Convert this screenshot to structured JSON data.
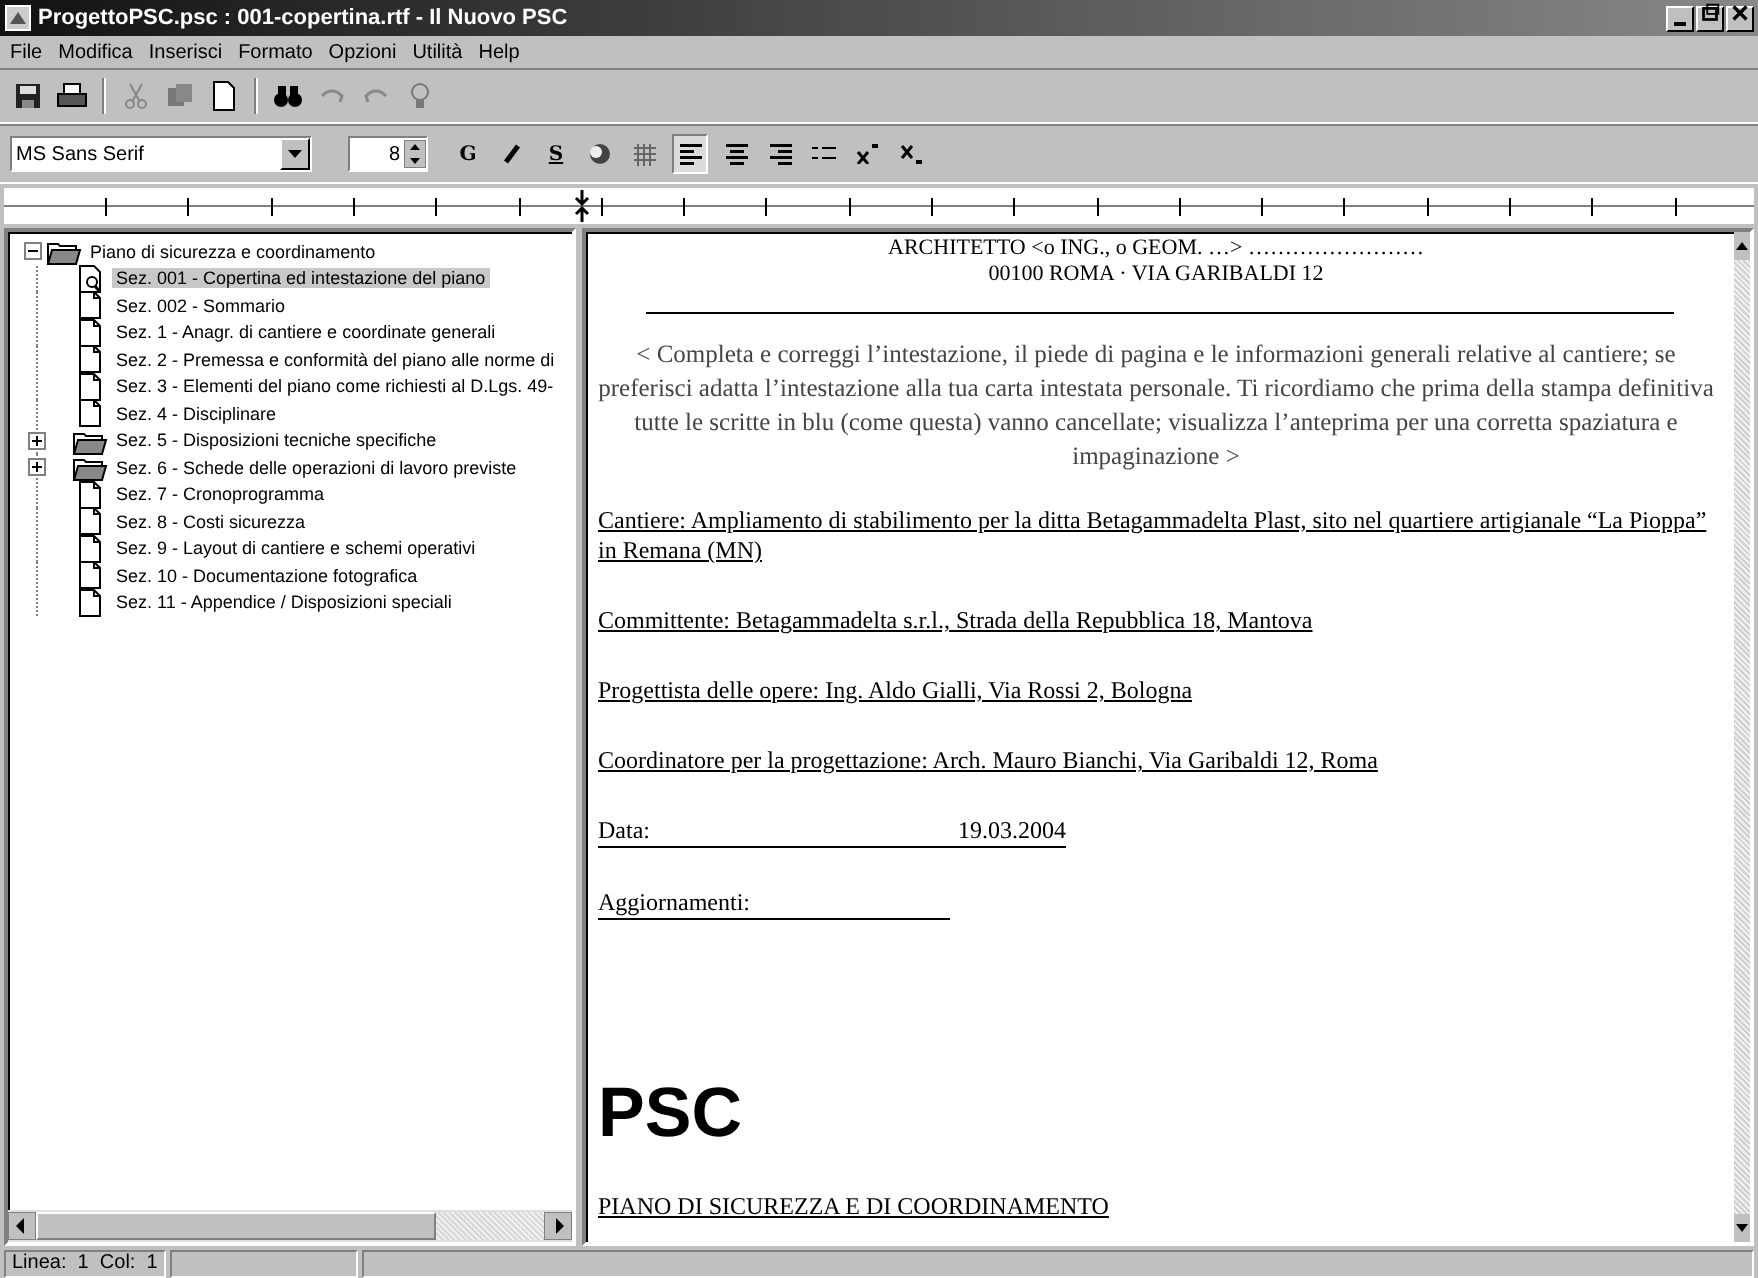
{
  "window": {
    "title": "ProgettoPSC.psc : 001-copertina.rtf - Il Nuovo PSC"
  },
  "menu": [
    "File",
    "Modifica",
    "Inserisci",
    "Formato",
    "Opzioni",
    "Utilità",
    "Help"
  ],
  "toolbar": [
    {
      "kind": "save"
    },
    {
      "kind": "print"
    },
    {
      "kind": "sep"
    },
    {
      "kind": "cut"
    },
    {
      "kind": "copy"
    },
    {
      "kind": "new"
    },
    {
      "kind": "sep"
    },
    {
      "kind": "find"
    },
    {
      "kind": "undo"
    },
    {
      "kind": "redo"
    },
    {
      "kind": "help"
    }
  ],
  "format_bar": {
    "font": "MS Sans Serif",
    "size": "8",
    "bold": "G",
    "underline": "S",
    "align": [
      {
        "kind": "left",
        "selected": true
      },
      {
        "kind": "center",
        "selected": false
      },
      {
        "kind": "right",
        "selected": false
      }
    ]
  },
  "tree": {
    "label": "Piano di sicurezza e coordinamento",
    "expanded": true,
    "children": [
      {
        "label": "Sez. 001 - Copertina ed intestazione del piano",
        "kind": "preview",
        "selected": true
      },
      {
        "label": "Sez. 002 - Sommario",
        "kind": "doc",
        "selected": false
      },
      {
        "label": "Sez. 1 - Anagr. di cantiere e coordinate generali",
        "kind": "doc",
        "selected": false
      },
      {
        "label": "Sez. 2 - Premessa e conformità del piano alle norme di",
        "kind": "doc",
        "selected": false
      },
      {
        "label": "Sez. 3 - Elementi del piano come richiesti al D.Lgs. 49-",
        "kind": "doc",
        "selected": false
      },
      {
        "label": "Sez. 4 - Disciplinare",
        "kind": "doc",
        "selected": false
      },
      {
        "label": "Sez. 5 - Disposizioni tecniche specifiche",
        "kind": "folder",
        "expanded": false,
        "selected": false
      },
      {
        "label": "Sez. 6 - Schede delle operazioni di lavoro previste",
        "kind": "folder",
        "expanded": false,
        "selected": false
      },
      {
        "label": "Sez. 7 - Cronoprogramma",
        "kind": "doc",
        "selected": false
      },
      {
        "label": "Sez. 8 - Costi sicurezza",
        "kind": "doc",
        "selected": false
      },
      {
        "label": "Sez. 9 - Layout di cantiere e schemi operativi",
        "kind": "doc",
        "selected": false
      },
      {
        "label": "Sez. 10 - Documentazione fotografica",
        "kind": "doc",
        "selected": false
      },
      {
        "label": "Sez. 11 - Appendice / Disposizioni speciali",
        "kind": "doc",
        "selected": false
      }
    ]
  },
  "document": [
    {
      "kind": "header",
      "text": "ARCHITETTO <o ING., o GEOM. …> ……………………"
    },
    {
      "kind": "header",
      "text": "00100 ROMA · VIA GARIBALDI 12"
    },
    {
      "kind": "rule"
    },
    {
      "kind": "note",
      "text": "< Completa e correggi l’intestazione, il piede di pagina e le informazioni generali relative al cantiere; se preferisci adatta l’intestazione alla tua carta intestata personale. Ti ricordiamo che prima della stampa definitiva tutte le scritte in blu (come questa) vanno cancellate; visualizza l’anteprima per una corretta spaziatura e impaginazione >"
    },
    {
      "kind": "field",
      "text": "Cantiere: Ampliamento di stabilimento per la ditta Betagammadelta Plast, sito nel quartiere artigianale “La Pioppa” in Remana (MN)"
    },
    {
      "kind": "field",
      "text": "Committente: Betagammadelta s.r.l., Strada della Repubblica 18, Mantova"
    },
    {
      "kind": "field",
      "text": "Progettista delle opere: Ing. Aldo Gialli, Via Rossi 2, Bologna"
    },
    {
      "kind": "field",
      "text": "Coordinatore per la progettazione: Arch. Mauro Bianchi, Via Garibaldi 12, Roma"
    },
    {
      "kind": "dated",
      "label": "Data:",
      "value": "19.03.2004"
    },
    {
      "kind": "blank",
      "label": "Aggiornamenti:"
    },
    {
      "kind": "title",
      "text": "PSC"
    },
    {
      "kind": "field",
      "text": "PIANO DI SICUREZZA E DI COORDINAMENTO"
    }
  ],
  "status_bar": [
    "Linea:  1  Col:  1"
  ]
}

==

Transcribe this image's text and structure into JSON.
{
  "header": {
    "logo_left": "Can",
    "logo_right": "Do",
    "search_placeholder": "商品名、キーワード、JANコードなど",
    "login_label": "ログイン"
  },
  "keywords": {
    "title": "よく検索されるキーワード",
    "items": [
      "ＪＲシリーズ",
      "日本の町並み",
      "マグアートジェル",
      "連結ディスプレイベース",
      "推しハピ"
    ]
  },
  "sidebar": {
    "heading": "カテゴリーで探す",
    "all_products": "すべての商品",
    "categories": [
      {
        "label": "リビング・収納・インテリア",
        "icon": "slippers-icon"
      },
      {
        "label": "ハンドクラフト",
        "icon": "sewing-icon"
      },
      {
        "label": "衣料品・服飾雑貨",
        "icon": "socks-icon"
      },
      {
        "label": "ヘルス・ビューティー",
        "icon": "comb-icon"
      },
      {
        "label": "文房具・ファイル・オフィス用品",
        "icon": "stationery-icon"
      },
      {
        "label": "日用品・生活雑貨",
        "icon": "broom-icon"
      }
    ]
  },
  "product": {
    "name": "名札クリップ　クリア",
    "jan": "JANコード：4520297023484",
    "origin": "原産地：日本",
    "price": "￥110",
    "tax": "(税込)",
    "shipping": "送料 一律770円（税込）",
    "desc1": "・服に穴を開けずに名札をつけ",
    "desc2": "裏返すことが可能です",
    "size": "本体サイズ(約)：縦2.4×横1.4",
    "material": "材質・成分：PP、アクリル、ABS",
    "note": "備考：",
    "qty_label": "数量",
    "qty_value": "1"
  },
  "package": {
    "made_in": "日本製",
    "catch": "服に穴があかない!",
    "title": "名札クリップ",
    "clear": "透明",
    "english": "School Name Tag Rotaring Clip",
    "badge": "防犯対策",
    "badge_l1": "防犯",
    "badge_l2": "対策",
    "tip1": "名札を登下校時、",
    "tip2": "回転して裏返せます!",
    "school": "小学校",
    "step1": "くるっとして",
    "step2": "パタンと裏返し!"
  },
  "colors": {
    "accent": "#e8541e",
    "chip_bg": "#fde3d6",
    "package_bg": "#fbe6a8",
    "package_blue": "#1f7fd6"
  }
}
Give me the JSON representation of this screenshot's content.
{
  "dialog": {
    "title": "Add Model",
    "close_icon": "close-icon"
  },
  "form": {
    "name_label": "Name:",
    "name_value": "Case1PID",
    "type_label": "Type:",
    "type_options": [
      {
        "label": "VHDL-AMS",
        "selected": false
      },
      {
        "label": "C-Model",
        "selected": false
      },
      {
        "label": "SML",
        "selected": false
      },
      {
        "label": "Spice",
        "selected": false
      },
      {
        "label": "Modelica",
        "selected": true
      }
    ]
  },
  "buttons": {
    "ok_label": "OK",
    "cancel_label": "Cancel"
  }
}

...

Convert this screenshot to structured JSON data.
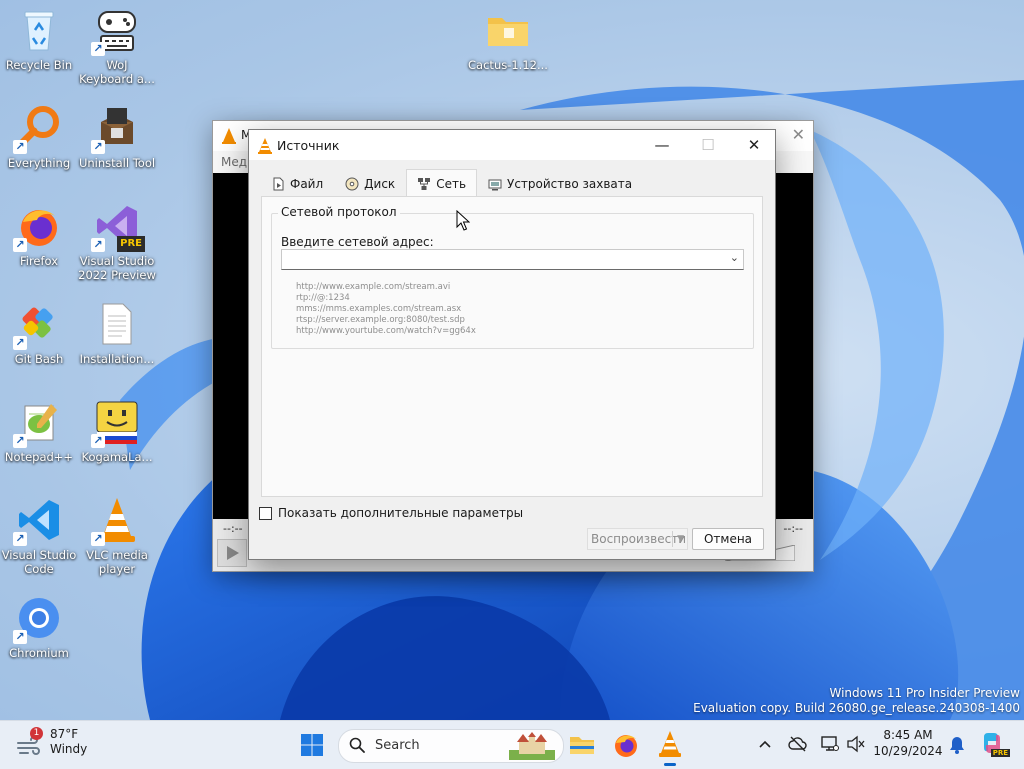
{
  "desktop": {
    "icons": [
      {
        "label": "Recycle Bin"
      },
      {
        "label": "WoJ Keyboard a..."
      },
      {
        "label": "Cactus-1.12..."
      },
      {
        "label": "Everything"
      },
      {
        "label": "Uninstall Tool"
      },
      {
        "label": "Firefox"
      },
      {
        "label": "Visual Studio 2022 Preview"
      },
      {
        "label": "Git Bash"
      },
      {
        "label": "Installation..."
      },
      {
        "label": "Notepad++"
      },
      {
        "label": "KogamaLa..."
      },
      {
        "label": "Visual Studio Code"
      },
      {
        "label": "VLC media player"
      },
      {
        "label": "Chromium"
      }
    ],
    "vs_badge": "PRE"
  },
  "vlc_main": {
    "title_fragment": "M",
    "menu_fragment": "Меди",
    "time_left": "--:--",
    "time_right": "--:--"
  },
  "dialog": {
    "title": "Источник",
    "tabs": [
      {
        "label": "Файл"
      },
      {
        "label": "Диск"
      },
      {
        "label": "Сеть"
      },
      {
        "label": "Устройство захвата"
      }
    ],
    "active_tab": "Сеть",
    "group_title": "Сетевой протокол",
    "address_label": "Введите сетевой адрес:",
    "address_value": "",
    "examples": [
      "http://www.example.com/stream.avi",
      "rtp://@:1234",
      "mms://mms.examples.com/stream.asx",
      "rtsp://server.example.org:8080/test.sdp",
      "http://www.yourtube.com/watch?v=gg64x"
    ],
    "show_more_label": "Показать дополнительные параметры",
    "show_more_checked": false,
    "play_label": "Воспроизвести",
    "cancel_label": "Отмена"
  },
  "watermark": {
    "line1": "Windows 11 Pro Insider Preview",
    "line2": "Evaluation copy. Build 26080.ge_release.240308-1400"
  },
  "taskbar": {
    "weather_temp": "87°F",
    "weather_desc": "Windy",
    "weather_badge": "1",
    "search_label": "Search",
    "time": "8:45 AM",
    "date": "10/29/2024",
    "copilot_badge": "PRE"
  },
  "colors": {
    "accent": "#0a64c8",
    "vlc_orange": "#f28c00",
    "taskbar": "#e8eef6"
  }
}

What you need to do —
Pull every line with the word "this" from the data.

Final answer —
Convert this screenshot to structured JSON data.
Transcribe this image's text and structure into JSON.
Give me the JSON representation of this screenshot's content.
Convert this screenshot to structured JSON data.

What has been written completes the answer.